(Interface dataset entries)

___

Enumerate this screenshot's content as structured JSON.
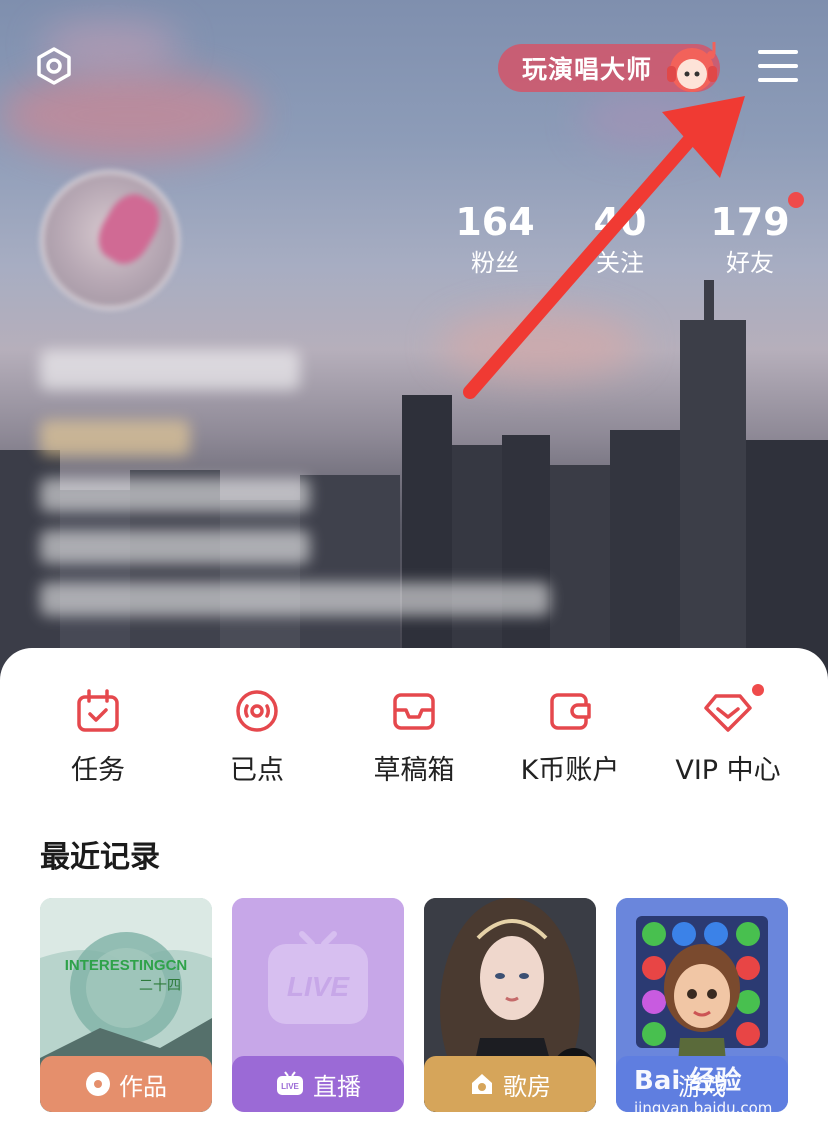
{
  "header": {
    "master_label": "玩演唱大师"
  },
  "stats": [
    {
      "value": "164",
      "label": "粉丝"
    },
    {
      "value": "40",
      "label": "关注"
    },
    {
      "value": "179",
      "label": "好友"
    }
  ],
  "tools": [
    {
      "label": "任务",
      "icon": "calendar-check-icon"
    },
    {
      "label": "已点",
      "icon": "vinyl-disc-icon"
    },
    {
      "label": "草稿箱",
      "icon": "inbox-icon"
    },
    {
      "label": "K币账户",
      "icon": "wallet-icon"
    },
    {
      "label": "VIP 中心",
      "icon": "diamond-heart-icon"
    }
  ],
  "recent": {
    "title": "最近记录",
    "cards": [
      {
        "label": "作品",
        "art_text": "INTERESTINGCN",
        "art_sub": "二十四"
      },
      {
        "label": "直播",
        "art_text": "LIVE"
      },
      {
        "label": "歌房"
      },
      {
        "label": "游戏"
      }
    ]
  },
  "watermark": {
    "line1": "Bai 经验",
    "line2": "jingyan.baidu.com"
  },
  "colors": {
    "accent": "#e5484d",
    "pill": "#d35568",
    "works": "#e58f6c",
    "live": "#9b6ad6",
    "room": "#d6a55a",
    "game": "#5f7ee0"
  }
}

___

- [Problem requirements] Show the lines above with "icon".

- [Output below]
      "icon": "calendar-check-icon"
      "icon": "vinyl-disc-icon"
      "icon": "inbox-icon"
      "icon": "wallet-icon"
      "icon": "diamond-heart-icon"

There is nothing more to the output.